He added that the eurozone faced real challenges to reform the way it handles economic crises in its member states.
"When you have a union of 20 states that you intend to survive together for decades or centuries, it is irrational to expect that nobody will ever show irresponsible behaviour or that nobody will ever need the assistance of a bail-out," he said.
Despite Greece's problems, Mr Papantoniou rejected the suggestion that leaving the eurozone was now a possibility.
"Greece could not survive outside the euro. It is not an option for Greece or anyone else."
His comments were echoed by another former minister, George Alogoskoufis, who served as Greek finance minister until last year.
"We are in uncharted territories," Mr Alogoskoufis admitted, but insisted that Greece would not consider defaulting on its huge debts, or leave the single European currency.
The former minister has been accused of contributing to the crisis by failing to do enough to reduce Greece's massive budget deficit, as well as failing to report the country's economic statistics accurately enough.
"The government should have been more alert to the risks," he admitted to the BBC, but said his own warnings went unheeded by a government unwilling to impose cuts on a resistant public.
Mr Alogoskoufis also said that running such a large fiscal deficit was not uncommon.
"For 20 years we serviced that debt with no problem," he said.
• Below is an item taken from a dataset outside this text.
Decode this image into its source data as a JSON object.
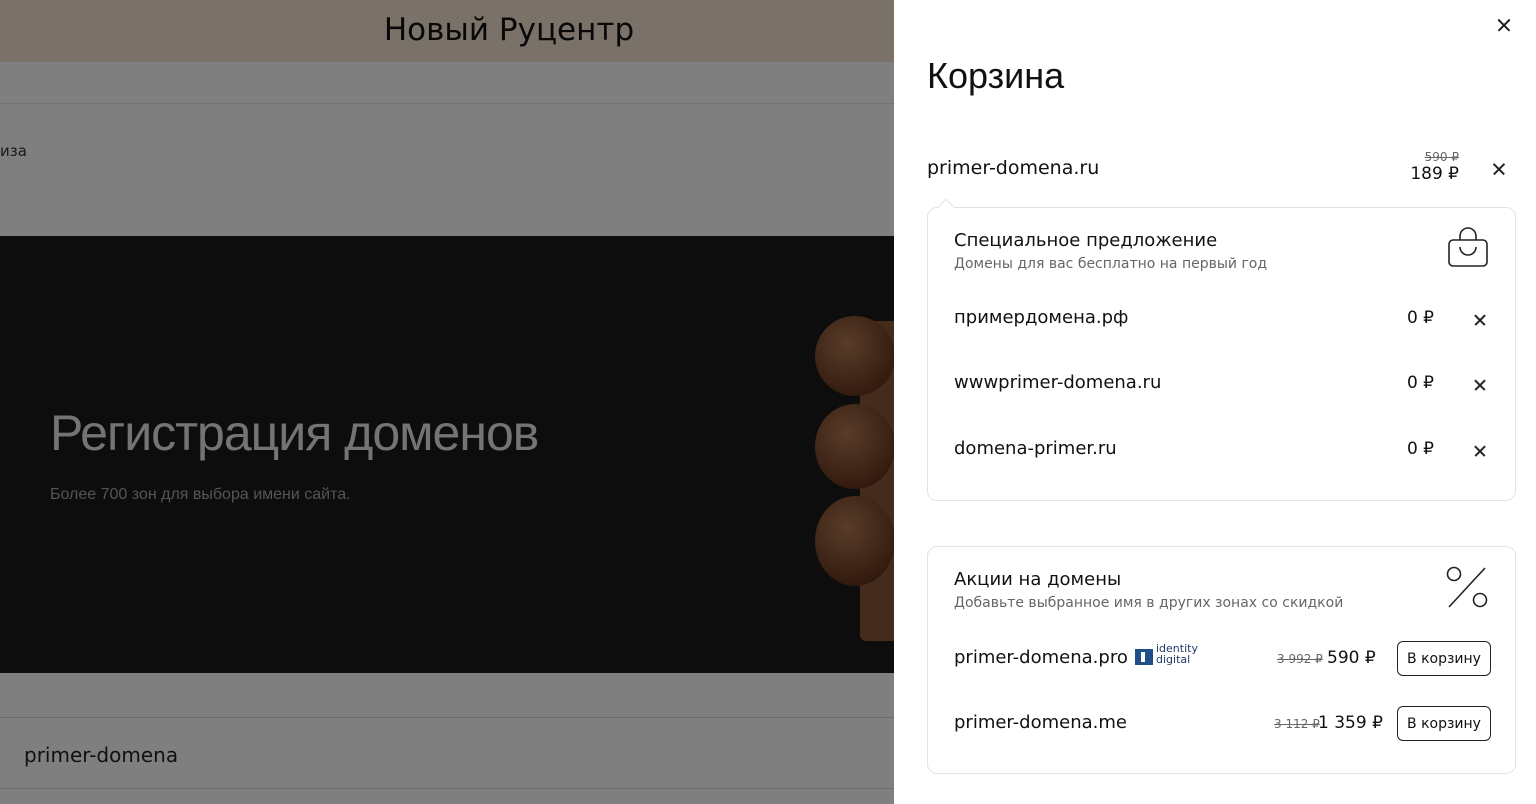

"The understanding was that as long as your debt was not increasing, you could go on servicing it forever. This was a normal situation."
He added that Greece must try and borrow money on the money markets "as soon as possible", and view any bail-out as "a short-term interim measure".
Both ministers said "speculative attacks" by investors were at least partly to blame for worsening the crisis.
"Markets have spotted a weakness," Mr Papantoniou said. "Being bloodthirsty, they want to exploit this weakness and punish it."
Both men played down suggestions that the big cuts in public spending could lead to civil unrest in Greece, where there have already been demonstrations against the government's handling of the crisis and the involvement of the IMF.
"The good thing is that the public have now realised that there is a crisis," said Mr Alogoskoufis.
"This makes it relatively easier to take [cost-cutting] measures that would have been unthinkable even a year ago."